The vessels start out flat, she says. Sikirica works with layers of wool with a resist—like plastic or bubble wrap—in the middle to prevent the fibers from connecting to each other. Once she feels a solid fiber forming, she removes the resist to reveal a hollow form that requires continued felting while she shapes the vessel. It’s “very much like working with clay—rubbing, kneading, and shaping.” The results are striking; interior designers like Lisa Baglieri, also of Dobbs Ferry, have been scooping up the works of art for clients’ homes. Prices range from $90 to $200; custom orders are welcome. For more info: (646) 263-6052; www.facebook.com/janetsikiricamillineryfiberarts

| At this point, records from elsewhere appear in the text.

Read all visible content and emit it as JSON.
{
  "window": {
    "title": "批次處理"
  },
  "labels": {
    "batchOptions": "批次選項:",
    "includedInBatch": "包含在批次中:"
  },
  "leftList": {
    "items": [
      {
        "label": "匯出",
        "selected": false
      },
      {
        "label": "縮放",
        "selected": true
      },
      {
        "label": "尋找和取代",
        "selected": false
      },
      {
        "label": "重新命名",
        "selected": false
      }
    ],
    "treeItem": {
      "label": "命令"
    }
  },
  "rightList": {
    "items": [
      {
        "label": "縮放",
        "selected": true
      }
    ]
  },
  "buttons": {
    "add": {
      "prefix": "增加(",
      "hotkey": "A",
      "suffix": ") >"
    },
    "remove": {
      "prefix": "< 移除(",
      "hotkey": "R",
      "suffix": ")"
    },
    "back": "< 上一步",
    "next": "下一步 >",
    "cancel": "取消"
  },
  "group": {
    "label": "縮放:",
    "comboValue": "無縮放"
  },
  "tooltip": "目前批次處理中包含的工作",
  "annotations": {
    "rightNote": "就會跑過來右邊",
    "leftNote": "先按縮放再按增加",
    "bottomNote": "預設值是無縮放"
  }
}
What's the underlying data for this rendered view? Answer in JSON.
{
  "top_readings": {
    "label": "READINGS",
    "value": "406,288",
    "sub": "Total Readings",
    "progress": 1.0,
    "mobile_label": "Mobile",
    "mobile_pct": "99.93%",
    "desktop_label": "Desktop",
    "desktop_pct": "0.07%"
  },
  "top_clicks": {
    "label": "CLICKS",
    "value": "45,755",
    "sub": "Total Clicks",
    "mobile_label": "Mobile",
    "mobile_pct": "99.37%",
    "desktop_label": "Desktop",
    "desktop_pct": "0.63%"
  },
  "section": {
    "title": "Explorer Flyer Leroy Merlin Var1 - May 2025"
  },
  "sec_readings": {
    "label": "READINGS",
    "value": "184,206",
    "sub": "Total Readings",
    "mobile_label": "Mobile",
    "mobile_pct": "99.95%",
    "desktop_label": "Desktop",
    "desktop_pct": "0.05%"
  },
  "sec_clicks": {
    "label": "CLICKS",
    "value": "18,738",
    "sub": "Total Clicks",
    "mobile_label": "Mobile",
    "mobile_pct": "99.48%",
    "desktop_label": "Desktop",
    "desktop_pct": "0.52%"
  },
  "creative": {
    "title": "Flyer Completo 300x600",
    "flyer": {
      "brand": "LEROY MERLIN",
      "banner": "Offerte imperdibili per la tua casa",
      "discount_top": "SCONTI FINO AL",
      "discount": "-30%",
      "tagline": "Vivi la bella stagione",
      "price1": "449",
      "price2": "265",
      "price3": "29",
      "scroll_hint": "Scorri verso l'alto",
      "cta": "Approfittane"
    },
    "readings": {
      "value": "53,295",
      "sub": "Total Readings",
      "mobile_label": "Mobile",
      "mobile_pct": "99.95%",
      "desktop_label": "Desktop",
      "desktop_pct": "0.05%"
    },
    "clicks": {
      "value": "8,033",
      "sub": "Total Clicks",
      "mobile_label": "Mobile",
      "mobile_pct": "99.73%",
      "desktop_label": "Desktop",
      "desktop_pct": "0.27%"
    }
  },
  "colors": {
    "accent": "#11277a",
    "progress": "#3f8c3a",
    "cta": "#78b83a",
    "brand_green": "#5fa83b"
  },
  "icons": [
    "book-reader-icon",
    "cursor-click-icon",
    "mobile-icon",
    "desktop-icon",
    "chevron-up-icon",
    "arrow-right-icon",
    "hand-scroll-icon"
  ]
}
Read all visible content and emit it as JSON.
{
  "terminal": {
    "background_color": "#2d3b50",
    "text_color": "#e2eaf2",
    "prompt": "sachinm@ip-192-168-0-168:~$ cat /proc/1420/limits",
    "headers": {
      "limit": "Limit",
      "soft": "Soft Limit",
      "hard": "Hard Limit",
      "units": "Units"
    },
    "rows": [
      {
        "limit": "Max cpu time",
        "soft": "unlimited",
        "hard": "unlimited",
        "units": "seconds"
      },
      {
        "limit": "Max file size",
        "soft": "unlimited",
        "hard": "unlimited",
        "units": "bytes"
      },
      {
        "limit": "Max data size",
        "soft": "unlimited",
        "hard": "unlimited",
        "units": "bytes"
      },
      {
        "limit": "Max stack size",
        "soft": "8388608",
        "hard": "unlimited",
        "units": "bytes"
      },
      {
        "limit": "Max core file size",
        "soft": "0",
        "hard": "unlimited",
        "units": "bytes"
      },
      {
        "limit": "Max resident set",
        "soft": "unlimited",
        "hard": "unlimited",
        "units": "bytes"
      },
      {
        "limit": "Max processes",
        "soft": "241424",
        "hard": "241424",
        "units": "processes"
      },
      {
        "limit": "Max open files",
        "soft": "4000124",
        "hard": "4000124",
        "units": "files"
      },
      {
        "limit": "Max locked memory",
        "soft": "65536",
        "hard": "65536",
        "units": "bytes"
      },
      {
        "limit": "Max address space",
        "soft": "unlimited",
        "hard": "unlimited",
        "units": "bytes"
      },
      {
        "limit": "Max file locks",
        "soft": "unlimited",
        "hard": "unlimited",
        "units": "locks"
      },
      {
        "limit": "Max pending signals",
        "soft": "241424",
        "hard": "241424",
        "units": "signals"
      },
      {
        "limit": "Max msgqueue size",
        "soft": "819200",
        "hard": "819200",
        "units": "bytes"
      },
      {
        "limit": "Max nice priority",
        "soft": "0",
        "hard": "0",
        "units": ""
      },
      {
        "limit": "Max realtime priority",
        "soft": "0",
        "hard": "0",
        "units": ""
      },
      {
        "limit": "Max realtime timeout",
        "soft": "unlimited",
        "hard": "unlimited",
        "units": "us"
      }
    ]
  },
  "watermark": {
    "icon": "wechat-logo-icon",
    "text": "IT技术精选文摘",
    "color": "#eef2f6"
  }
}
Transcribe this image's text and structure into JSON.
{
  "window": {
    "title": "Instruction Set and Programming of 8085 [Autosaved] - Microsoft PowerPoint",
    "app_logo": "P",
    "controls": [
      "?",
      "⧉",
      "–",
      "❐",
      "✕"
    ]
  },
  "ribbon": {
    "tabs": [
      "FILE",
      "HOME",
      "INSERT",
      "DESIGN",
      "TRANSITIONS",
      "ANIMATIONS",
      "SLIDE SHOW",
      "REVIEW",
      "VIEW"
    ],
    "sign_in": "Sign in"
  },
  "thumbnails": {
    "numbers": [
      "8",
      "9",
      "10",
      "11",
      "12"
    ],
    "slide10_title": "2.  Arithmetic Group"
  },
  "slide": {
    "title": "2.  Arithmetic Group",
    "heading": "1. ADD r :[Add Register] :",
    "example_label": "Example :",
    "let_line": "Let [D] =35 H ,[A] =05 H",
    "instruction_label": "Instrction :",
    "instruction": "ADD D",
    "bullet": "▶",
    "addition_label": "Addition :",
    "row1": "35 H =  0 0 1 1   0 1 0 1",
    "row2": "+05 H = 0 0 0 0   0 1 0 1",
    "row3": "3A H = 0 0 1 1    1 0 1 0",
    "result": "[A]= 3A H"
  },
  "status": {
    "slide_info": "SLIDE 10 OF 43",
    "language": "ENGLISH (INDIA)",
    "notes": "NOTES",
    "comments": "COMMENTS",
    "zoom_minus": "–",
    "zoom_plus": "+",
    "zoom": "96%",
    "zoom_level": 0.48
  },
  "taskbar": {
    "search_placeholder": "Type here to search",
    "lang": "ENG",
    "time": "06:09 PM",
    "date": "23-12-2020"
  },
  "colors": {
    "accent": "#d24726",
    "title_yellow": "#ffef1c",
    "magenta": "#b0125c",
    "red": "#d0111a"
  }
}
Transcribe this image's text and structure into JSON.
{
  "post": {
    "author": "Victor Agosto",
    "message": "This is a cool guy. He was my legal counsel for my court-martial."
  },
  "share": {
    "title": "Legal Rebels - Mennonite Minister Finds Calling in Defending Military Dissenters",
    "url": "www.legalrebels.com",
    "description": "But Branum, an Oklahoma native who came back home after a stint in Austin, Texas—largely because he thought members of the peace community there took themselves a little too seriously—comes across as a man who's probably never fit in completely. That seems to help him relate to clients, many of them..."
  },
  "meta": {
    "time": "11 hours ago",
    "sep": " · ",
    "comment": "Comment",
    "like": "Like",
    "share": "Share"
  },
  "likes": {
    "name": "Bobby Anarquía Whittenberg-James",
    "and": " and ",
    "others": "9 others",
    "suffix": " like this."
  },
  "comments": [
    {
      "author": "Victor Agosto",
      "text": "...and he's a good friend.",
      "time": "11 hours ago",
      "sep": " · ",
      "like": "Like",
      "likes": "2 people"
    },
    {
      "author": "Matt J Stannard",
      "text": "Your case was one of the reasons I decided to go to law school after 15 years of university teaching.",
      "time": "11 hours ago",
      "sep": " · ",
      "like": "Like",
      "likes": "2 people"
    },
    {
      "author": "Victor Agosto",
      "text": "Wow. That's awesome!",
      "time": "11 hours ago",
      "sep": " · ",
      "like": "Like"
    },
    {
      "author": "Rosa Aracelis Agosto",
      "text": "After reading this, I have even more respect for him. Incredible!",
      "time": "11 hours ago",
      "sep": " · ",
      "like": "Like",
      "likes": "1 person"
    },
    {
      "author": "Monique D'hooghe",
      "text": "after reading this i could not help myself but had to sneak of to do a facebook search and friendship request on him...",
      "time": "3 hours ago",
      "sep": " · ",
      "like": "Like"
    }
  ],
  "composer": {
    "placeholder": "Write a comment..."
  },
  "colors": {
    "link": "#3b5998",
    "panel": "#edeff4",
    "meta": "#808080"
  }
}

Yonkers resident Sam Spano, who drove an oil truck during his former four-decade career, had always appreciated the beautiful copper rooflines and architectural details of New York City’s buildings. But it was only seven years ago that he created his first work in the metal, an installation of large copper planters on top of a stone wall to screen the view of a neighbor’s less-than-lovely satellite dish. “I’ve always enjoyed working with my hands,” says Spano. “I realized then I had a talent and passion that began to reveal itself.” That epiphany led to his launching Copper Fields Design in 2012.
So what about copper does Spano, who is primarily self-taught, find so compelling? “It’s a very forgiving material—and it’s uniquely reactive, allowing for an array of patinas. I can create an amazingly beautiful blue-green patina in a fraction of the time that it takes nature to do it.” His other custom-created patinas include red, black, purple, and a lush chocolate brown.
Spano’s workshop is a converted garage at his home. Spano uses copper he finds in the scrapyard, gets from contractor friends, and purchases online, and is not interested in mass-production. In fact, with the exception of one drill, there are no power tools in his studio and he uses only his hands, hammers, and rivets. The Copper Fields collection includes planters, sculptures, tables, chairs, trellises, screens, as well as chuppahs or wedding canopies, priced from $65 for a 5-inch cube planter to $10,000 for an elaborate wedding canopy. All work is custom, and clients—who include Paul Simon—are invited to be as involved in the collaborative design process as they wish. For more info: www.copperfieldsdesign.com
Bijoux for the Bath
Just as jewelry can transform a basic LBD into an ultra-stylish look, the stunning Pétale de Cristal series of fittings by THG-Paris elevates the bathroom to a new level of elegance. Created by THG designer Pierre-Yves Rochon in collaboration with Baccarat Crystal, this jewel-like collection is inspired by the delicate lotus blossom. The THG Pétale de Cristal widespread lavatory faucet starts at $12,657 in clear crystal—gold accent detailing is optional—and $16,755 in red, blue, and black. Available at Central Plumbing Specialties in Yonkers (914-968-9200; www.centralplumbingspec.com) and Klaff’s of Scarsdale (914-740-1800; www.klaffs.com). For more info: www.thgus.com